Care must be taken as the path and all the buildings are unstable. The site is situated on an abandoned dockside which is eroding into the sea.
You can extend your walk along the coastal path to Porth Llanlleiana and back along the lane to your car.
Beaumaris & Penmon
Beaumaris is an elegant town on the east coast of Anglesey, with (yes, some interesting independent shops!!) a castle built by Edward I, a pier – remember to take crabbing line, bait and bucket, Victorian Gaol – which is well worth a visit especially to see the prisoners treadmill, kayak hire, boat trips around Puffin Island, many good pubs, cafes and restaurants.
Four miles from the town is Penmon Priory dating from the C13th with Holy Well and dovecot. Origins of the site are traditionally associated with St Seiriol in the C6th who used to meet once a week with St Cybi from Holyhead in the centre of the island. This road (a toll is collected here) leads to Penmon Point, lighthouse, pebble beach and cafe.
Foraging – whether for shells, fossils or something to eat is an interesting and varied pastime taking you outside and exploring in a responsible activity. Shells, sea glass and driftwood can be found on the beaches of Anglesey. Our favourite shell is the tiny and rare ‘cowrie’ shaped one known as trivia. We have a large bowl of them collected over the years and add the odd 10 or 20 when we’ve been hunting.
Fossils can be found, if you look carefully, on the north coast beaches of Traeth Bychan, Moelfre and Caim.
Autumn is the time for mushrooming and fruit picking. The country lanes and hedges are abundant with blackberries, damson (or bullace, a smaller damson) and sloes.
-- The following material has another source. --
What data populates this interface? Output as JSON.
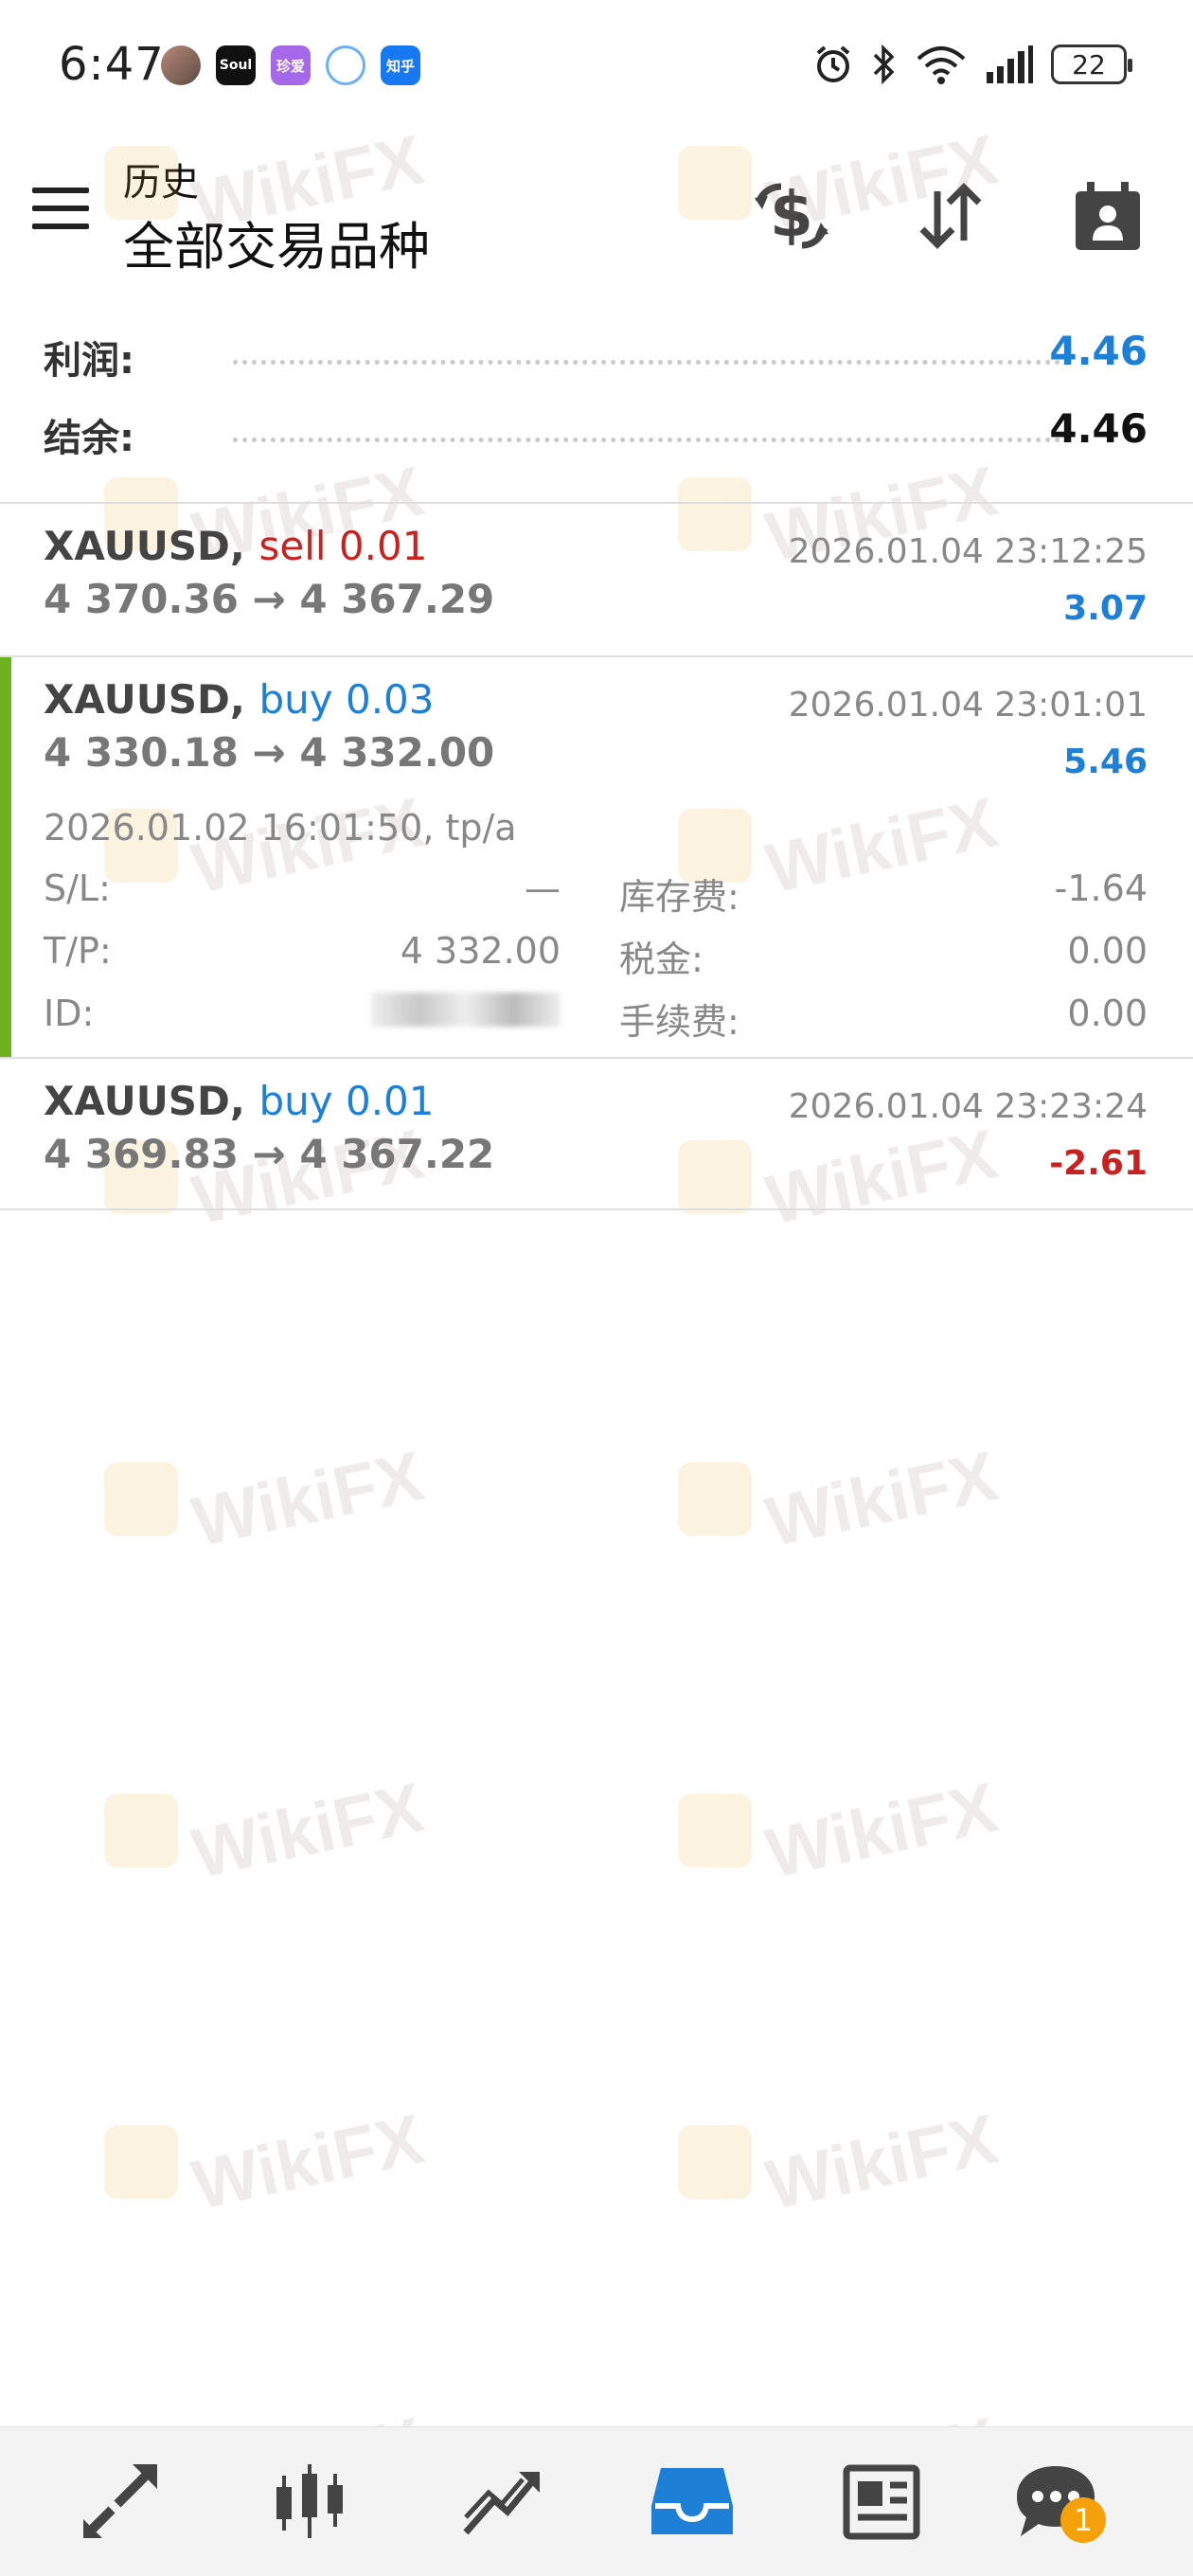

Geo-caching is an international sport based around the idea of a treasure hunt with high tech assistance. Participants use a Global Positioning Satellite receiver or other navigational techniques to find small interesting containers called “Geo-caches”, usually hidden in out-of-the-way places in scenic or interesting locations outdoors. These have been put in place by fellow enthusiasts, who then publish the details on the web so that other people can find them.
A geo-cache is usually a waterproof plastic box containing – at the very minimum – a log-book and pen for visitors to record their visit. Caches often also contain other small trinkets or gifts initially placed there by the creator of the cache.
Llanddwyn Island (Ynys Llanddwyn) is a magical place known for Saint Dwynwen, her feast day on 25th January, is the Welsh equivalent of Valentine’s Day.
Located at the far end of a pleasant beach near Newborough Warren. Its rolling dunes, large rock outcrops and mixture of historic buildings makes it an ideal place for an afternoon of exploration.
Llanddwyn is not quite an island. It remains attached to the mainland at all but the highest tides. There are excellent views of Snowdonia and the Lleyn Peninsula. Look out for red squirrels as you drive to the car park (cash for machine needed), fascinating rock formations formed by pillow lava in the rocky outcrop at the entrance to the island, lighthouse (where ‘First Light’ with Demi Moore was filmed) cottage/museum and church remains.